Task item ->
When you reach a picture, skip it, and retype every line below exactly.

Extracted data entries
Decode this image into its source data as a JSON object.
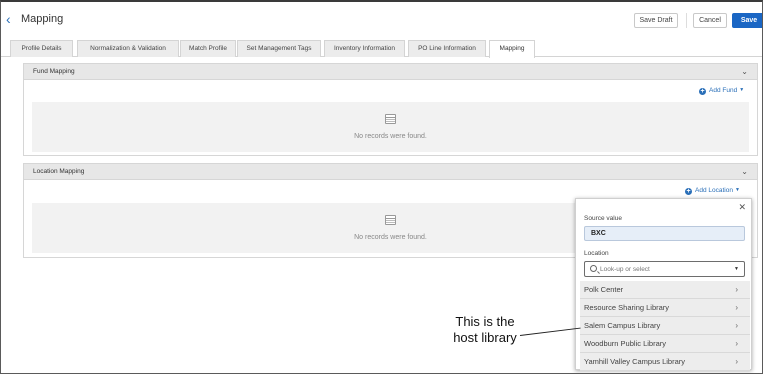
{
  "header": {
    "title": "Mapping",
    "save_draft_label": "Save Draft",
    "cancel_label": "Cancel",
    "save_label": "Save"
  },
  "tabs": [
    {
      "label": "Profile Details"
    },
    {
      "label": "Normalization & Validation"
    },
    {
      "label": "Match Profile"
    },
    {
      "label": "Set Management Tags"
    },
    {
      "label": "Inventory Information"
    },
    {
      "label": "PO Line Information"
    },
    {
      "label": "Mapping",
      "active": true
    }
  ],
  "fund_mapping": {
    "title": "Fund Mapping",
    "add_label": "Add Fund",
    "empty_text": "No records were found."
  },
  "location_mapping": {
    "title": "Location Mapping",
    "add_label": "Add Location",
    "empty_text": "No records were found."
  },
  "popover": {
    "source_label": "Source value",
    "source_value": "BXC",
    "location_label": "Location",
    "location_placeholder": "Look-up or select",
    "options": [
      "Polk Center",
      "Resource Sharing Library",
      "Salem Campus Library",
      "Woodburn Public Library",
      "Yamhill Valley Campus Library"
    ]
  },
  "annotation": {
    "line1": "This is the",
    "line2": "host library"
  },
  "colors": {
    "accent": "#1a66c4",
    "link": "#2a6fb8",
    "panel_header": "#e7e7e7"
  }
}
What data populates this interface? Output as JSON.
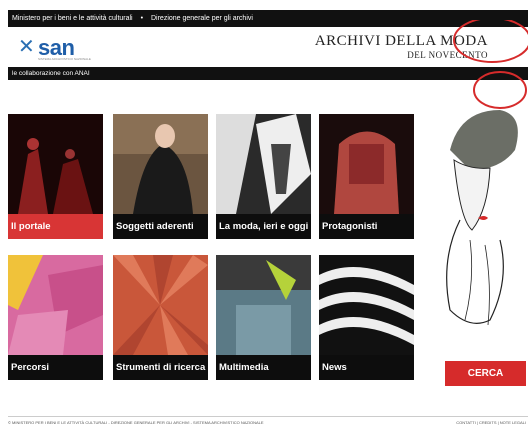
{
  "topbar": {
    "ministry": "Ministero per i beni e le attività culturali",
    "separator": "•",
    "direction": "Direzione generale per gli archivi"
  },
  "header": {
    "logo_text": "san",
    "logo_subtitle": "SISTEMA ARCHIVISTICO NAZIONALE",
    "title_line1": "ARCHIVI DELLA MODA",
    "title_line2": "DEL NOVECENTO"
  },
  "collab": {
    "text": "le collaborazione con ANAI"
  },
  "tiles": [
    {
      "label": "Il portale",
      "active": true
    },
    {
      "label": "Soggetti aderenti"
    },
    {
      "label": "La moda, ieri e oggi"
    },
    {
      "label": "Protagonisti"
    },
    {
      "label": "Percorsi"
    },
    {
      "label": "Strumenti di ricerca"
    },
    {
      "label": "Multimedia"
    },
    {
      "label": "News"
    }
  ],
  "search": {
    "button_label": "CERCA"
  },
  "footer": {
    "left": "© MINISTERO PER I BENI E LE ATTIVITÀ CULTURALI - DIREZIONE GENERALE PER GLI ARCHIVI - SISTEMA ARCHIVISTICO NAZIONALE",
    "right": "CONTATTI | CREDITS | NOTE LEGALI"
  },
  "colors": {
    "accent": "#d83535",
    "brand": "#1f5ea8",
    "dark": "#111111"
  }
}
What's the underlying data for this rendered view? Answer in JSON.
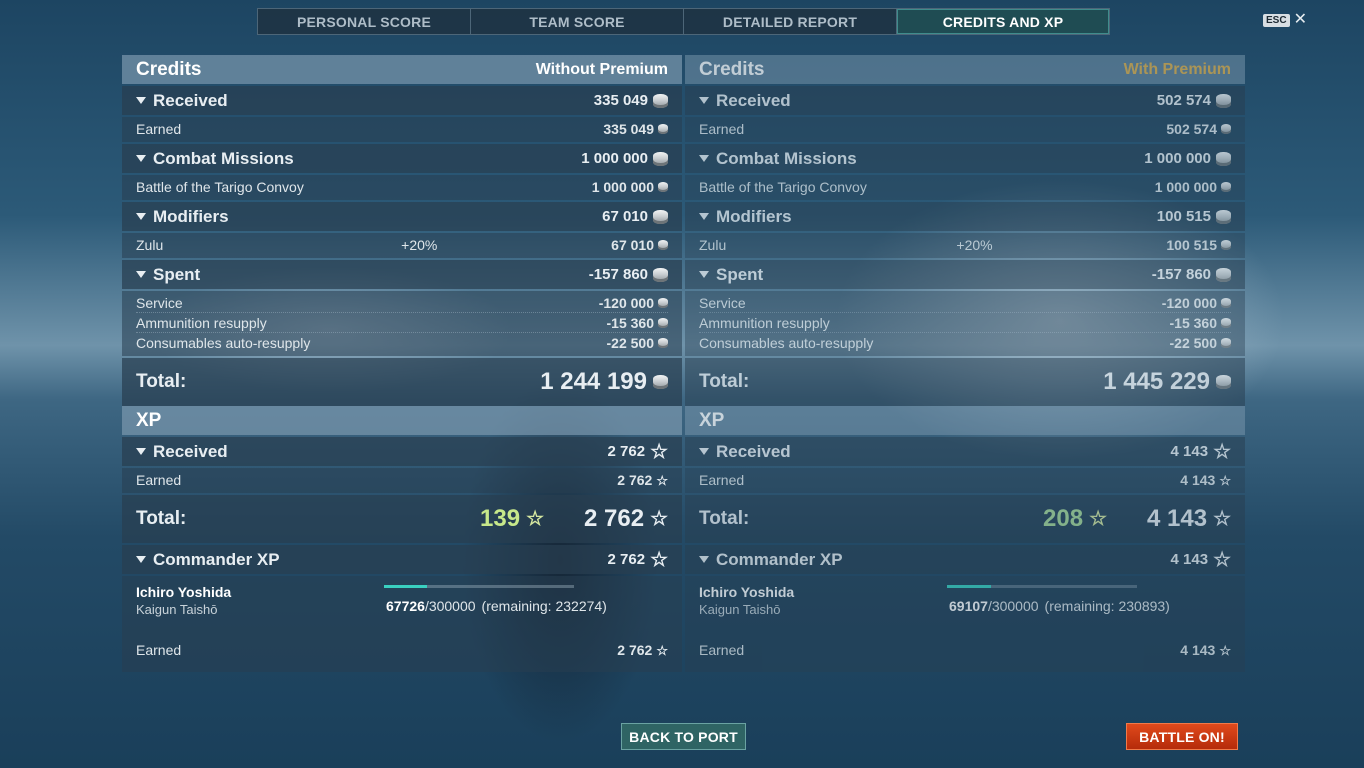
{
  "tabs": [
    "PERSONAL SCORE",
    "TEAM SCORE",
    "DETAILED REPORT",
    "CREDITS AND XP"
  ],
  "esc": {
    "key": "ESC",
    "close": "✕"
  },
  "left": {
    "credits_title": "Credits",
    "credits_sub": "Without Premium",
    "received": {
      "label": "Received",
      "value": "335 049",
      "earned_label": "Earned",
      "earned_value": "335 049"
    },
    "missions": {
      "label": "Combat Missions",
      "value": "1 000 000",
      "item_label": "Battle of the Tarigo Convoy",
      "item_value": "1 000 000"
    },
    "modifiers": {
      "label": "Modifiers",
      "value": "67 010",
      "item_label": "Zulu",
      "item_pct": "+20%",
      "item_value": "67 010"
    },
    "spent": {
      "label": "Spent",
      "value": "-157 860",
      "items": [
        {
          "label": "Service",
          "value": "-120 000"
        },
        {
          "label": "Ammunition resupply",
          "value": "-15 360"
        },
        {
          "label": "Consumables auto-resupply",
          "value": "-22 500"
        }
      ]
    },
    "total_label": "Total:",
    "total_credits": "1 244 199",
    "xp_title": "XP",
    "xp_received": {
      "label": "Received",
      "value": "2 762",
      "earned_label": "Earned",
      "earned_value": "2 762"
    },
    "xp_total_bonus": "139",
    "xp_total": "2 762",
    "commander": {
      "label": "Commander XP",
      "value": "2 762",
      "name": "Ichiro Yoshida",
      "rank": "Kaigun Taishō",
      "current": "67726",
      "max": "/300000",
      "remaining": "(remaining: 232274)",
      "progress": 0.2258,
      "earned_label": "Earned",
      "earned_value": "2 762"
    }
  },
  "right": {
    "credits_title": "Credits",
    "credits_sub": "With Premium",
    "received": {
      "label": "Received",
      "value": "502 574",
      "earned_label": "Earned",
      "earned_value": "502 574"
    },
    "missions": {
      "label": "Combat Missions",
      "value": "1 000 000",
      "item_label": "Battle of the Tarigo Convoy",
      "item_value": "1 000 000"
    },
    "modifiers": {
      "label": "Modifiers",
      "value": "100 515",
      "item_label": "Zulu",
      "item_pct": "+20%",
      "item_value": "100 515"
    },
    "spent": {
      "label": "Spent",
      "value": "-157 860",
      "items": [
        {
          "label": "Service",
          "value": "-120 000"
        },
        {
          "label": "Ammunition resupply",
          "value": "-15 360"
        },
        {
          "label": "Consumables auto-resupply",
          "value": "-22 500"
        }
      ]
    },
    "total_label": "Total:",
    "total_credits": "1 445 229",
    "xp_title": "XP",
    "xp_received": {
      "label": "Received",
      "value": "4 143",
      "earned_label": "Earned",
      "earned_value": "4 143"
    },
    "xp_total_bonus": "208",
    "xp_total": "4 143",
    "commander": {
      "label": "Commander XP",
      "value": "4 143",
      "name": "Ichiro Yoshida",
      "rank": "Kaigun Taishō",
      "current": "69107",
      "max": "/300000",
      "remaining": "(remaining: 230893)",
      "progress": 0.2304,
      "earned_label": "Earned",
      "earned_value": "4 143"
    }
  },
  "buttons": {
    "back_to_port": "BACK TO PORT",
    "battle_on": "BATTLE ON!"
  },
  "colors": {
    "premium_accent": "#e0b24f",
    "battle_button": "#d2401a",
    "active_tab": "#205056",
    "progress": "#3ad0c0",
    "xp_bonus": "#c7e88a"
  },
  "icons": {
    "credits": "silver-coin-icon",
    "xp": "star-icon",
    "collapse": "triangle-down-icon"
  }
}
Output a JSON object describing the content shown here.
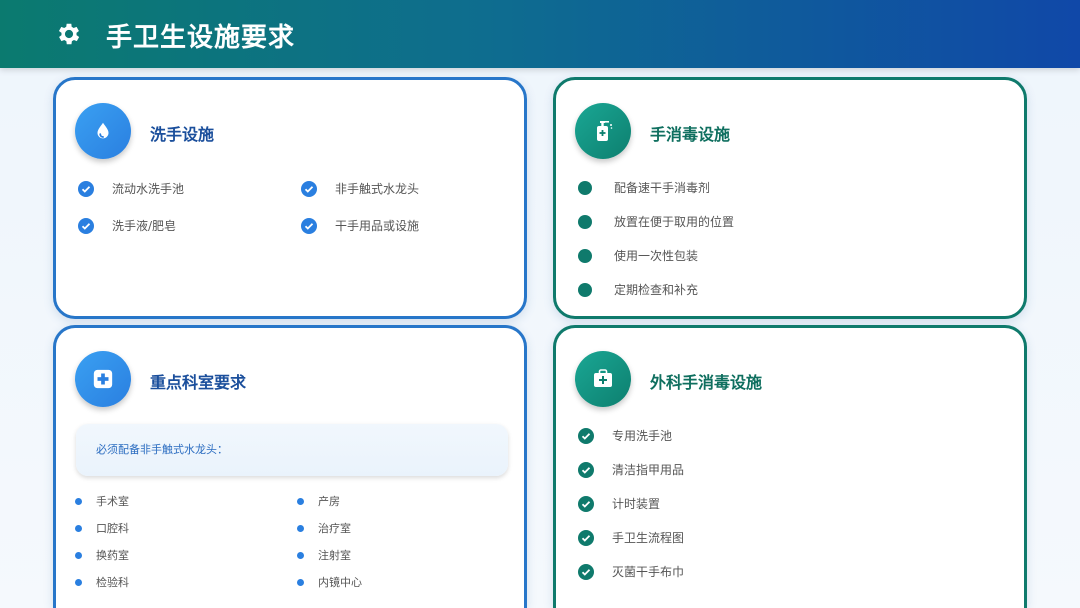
{
  "header": {
    "title": "手卫生设施要求",
    "icon": "gear-icon"
  },
  "cards": {
    "wash": {
      "title": "洗手设施",
      "icon": "water-drop-icon",
      "items": [
        "流动水洗手池",
        "非手触式水龙头",
        "洗手液/肥皂",
        "干手用品或设施"
      ]
    },
    "disinfect": {
      "title": "手消毒设施",
      "icon": "sanitizer-pump-icon",
      "items": [
        "配备速干手消毒剂",
        "放置在便于取用的位置",
        "使用一次性包装",
        "定期检查和补充"
      ]
    },
    "dept": {
      "title": "重点科室要求",
      "icon": "medical-cross-icon",
      "note": "必须配备非手触式水龙头：",
      "items": [
        "手术室",
        "产房",
        "口腔科",
        "治疗室",
        "换药室",
        "注射室",
        "检验科",
        "内镜中心"
      ]
    },
    "surgical": {
      "title": "外科手消毒设施",
      "icon": "first-aid-kit-icon",
      "items": [
        "专用洗手池",
        "清洁指甲用品",
        "计时装置",
        "手卫生流程图",
        "灭菌干手布巾"
      ]
    }
  },
  "colors": {
    "blue": "#2776c9",
    "green": "#0f7a6c"
  }
}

Response to the exercise ->
Decode this image into its source data as a JSON object.
{
  "header": {
    "title": "Mapping",
    "save_draft_label": "Save Draft",
    "cancel_label": "Cancel",
    "save_label": "Save"
  },
  "tabs": [
    {
      "label": "Profile Details"
    },
    {
      "label": "Normalization & Validation"
    },
    {
      "label": "Match Profile"
    },
    {
      "label": "Set Management Tags"
    },
    {
      "label": "Inventory Information"
    },
    {
      "label": "PO Line Information"
    },
    {
      "label": "Mapping",
      "active": true
    }
  ],
  "fund_mapping": {
    "title": "Fund Mapping",
    "add_label": "Add Fund",
    "empty_text": "No records were found."
  },
  "location_mapping": {
    "title": "Location Mapping",
    "add_label": "Add Location",
    "empty_text": "No records were found."
  },
  "popover": {
    "source_label": "Source value",
    "source_value": "BXC",
    "location_label": "Location",
    "location_placeholder": "Look-up or select",
    "options": [
      "Polk Center",
      "Resource Sharing Library",
      "Salem Campus Library",
      "Woodburn Public Library",
      "Yamhill Valley Campus Library"
    ]
  },
  "annotation": {
    "line1": "This is the",
    "line2": "host library"
  },
  "colors": {
    "accent": "#1a66c4",
    "link": "#2a6fb8",
    "panel_header": "#e7e7e7"
  }
}
What data populates this interface? Output as JSON.
{
  "topbar": {
    "ministry": "Ministero per i beni e le attività culturali",
    "separator": "•",
    "direction": "Direzione generale per gli archivi"
  },
  "header": {
    "logo_text": "san",
    "logo_subtitle": "SISTEMA ARCHIVISTICO NAZIONALE",
    "title_line1": "ARCHIVI DELLA MODA",
    "title_line2": "DEL NOVECENTO"
  },
  "collab": {
    "text": "le collaborazione con ANAI"
  },
  "tiles": [
    {
      "label": "Il portale",
      "active": true
    },
    {
      "label": "Soggetti aderenti"
    },
    {
      "label": "La moda, ieri e oggi"
    },
    {
      "label": "Protagonisti"
    },
    {
      "label": "Percorsi"
    },
    {
      "label": "Strumenti di ricerca"
    },
    {
      "label": "Multimedia"
    },
    {
      "label": "News"
    }
  ],
  "search": {
    "button_label": "CERCA"
  },
  "footer": {
    "left": "© MINISTERO PER I BENI E LE ATTIVITÀ CULTURALI - DIREZIONE GENERALE PER GLI ARCHIVI - SISTEMA ARCHIVISTICO NAZIONALE",
    "right": "CONTATTI | CREDITS | NOTE LEGALI"
  },
  "colors": {
    "accent": "#d83535",
    "brand": "#1f5ea8",
    "dark": "#111111"
  }
}
What's the underlying data for this rendered view? Answer in JSON.
{
  "tabs": [
    "PERSONAL SCORE",
    "TEAM SCORE",
    "DETAILED REPORT",
    "CREDITS AND XP"
  ],
  "esc": {
    "key": "ESC",
    "close": "✕"
  },
  "left": {
    "credits_title": "Credits",
    "credits_sub": "Without Premium",
    "received": {
      "label": "Received",
      "value": "335 049",
      "earned_label": "Earned",
      "earned_value": "335 049"
    },
    "missions": {
      "label": "Combat Missions",
      "value": "1 000 000",
      "item_label": "Battle of the Tarigo Convoy",
      "item_value": "1 000 000"
    },
    "modifiers": {
      "label": "Modifiers",
      "value": "67 010",
      "item_label": "Zulu",
      "item_pct": "+20%",
      "item_value": "67 010"
    },
    "spent": {
      "label": "Spent",
      "value": "-157 860",
      "items": [
        {
          "label": "Service",
          "value": "-120 000"
        },
        {
          "label": "Ammunition resupply",
          "value": "-15 360"
        },
        {
          "label": "Consumables auto-resupply",
          "value": "-22 500"
        }
      ]
    },
    "total_label": "Total:",
    "total_credits": "1 244 199",
    "xp_title": "XP",
    "xp_received": {
      "label": "Received",
      "value": "2 762",
      "earned_label": "Earned",
      "earned_value": "2 762"
    },
    "xp_total_bonus": "139",
    "xp_total": "2 762",
    "commander": {
      "label": "Commander XP",
      "value": "2 762",
      "name": "Ichiro Yoshida",
      "rank": "Kaigun Taishō",
      "current": "67726",
      "max": "/300000",
      "remaining": "(remaining: 232274)",
      "progress": 0.2258,
      "earned_label": "Earned",
      "earned_value": "2 762"
    }
  },
  "right": {
    "credits_title": "Credits",
    "credits_sub": "With Premium",
    "received": {
      "label": "Received",
      "value": "502 574",
      "earned_label": "Earned",
      "earned_value": "502 574"
    },
    "missions": {
      "label": "Combat Missions",
      "value": "1 000 000",
      "item_label": "Battle of the Tarigo Convoy",
      "item_value": "1 000 000"
    },
    "modifiers": {
      "label": "Modifiers",
      "value": "100 515",
      "item_label": "Zulu",
      "item_pct": "+20%",
      "item_value": "100 515"
    },
    "spent": {
      "label": "Spent",
      "value": "-157 860",
      "items": [
        {
          "label": "Service",
          "value": "-120 000"
        },
        {
          "label": "Ammunition resupply",
          "value": "-15 360"
        },
        {
          "label": "Consumables auto-resupply",
          "value": "-22 500"
        }
      ]
    },
    "total_label": "Total:",
    "total_credits": "1 445 229",
    "xp_title": "XP",
    "xp_received": {
      "label": "Received",
      "value": "4 143",
      "earned_label": "Earned",
      "earned_value": "4 143"
    },
    "xp_total_bonus": "208",
    "xp_total": "4 143",
    "commander": {
      "label": "Commander XP",
      "value": "4 143",
      "name": "Ichiro Yoshida",
      "rank": "Kaigun Taishō",
      "current": "69107",
      "max": "/300000",
      "remaining": "(remaining: 230893)",
      "progress": 0.2304,
      "earned_label": "Earned",
      "earned_value": "4 143"
    }
  },
  "buttons": {
    "back_to_port": "BACK TO PORT",
    "battle_on": "BATTLE ON!"
  },
  "colors": {
    "premium_accent": "#e0b24f",
    "battle_button": "#d2401a",
    "active_tab": "#205056",
    "progress": "#3ad0c0",
    "xp_bonus": "#c7e88a"
  },
  "icons": {
    "credits": "silver-coin-icon",
    "xp": "star-icon",
    "collapse": "triangle-down-icon"
  }
}
Output a JSON object describing the content shown here.
{
  "header": {
    "title": "手卫生设施要求",
    "icon": "gear-icon"
  },
  "cards": {
    "wash": {
      "title": "洗手设施",
      "icon": "water-drop-icon",
      "items": [
        "流动水洗手池",
        "非手触式水龙头",
        "洗手液/肥皂",
        "干手用品或设施"
      ]
    },
    "disinfect": {
      "title": "手消毒设施",
      "icon": "sanitizer-pump-icon",
      "items": [
        "配备速干手消毒剂",
        "放置在便于取用的位置",
        "使用一次性包装",
        "定期检查和补充"
      ]
    },
    "dept": {
      "title": "重点科室要求",
      "icon": "medical-cross-icon",
      "note": "必须配备非手触式水龙头：",
      "items": [
        "手术室",
        "产房",
        "口腔科",
        "治疗室",
        "换药室",
        "注射室",
        "检验科",
        "内镜中心"
      ]
    },
    "surgical": {
      "title": "外科手消毒设施",
      "icon": "first-aid-kit-icon",
      "items": [
        "专用洗手池",
        "清洁指甲用品",
        "计时装置",
        "手卫生流程图",
        "灭菌干手布巾"
      ]
    }
  },
  "colors": {
    "blue": "#2776c9",
    "green": "#0f7a6c"
  }
}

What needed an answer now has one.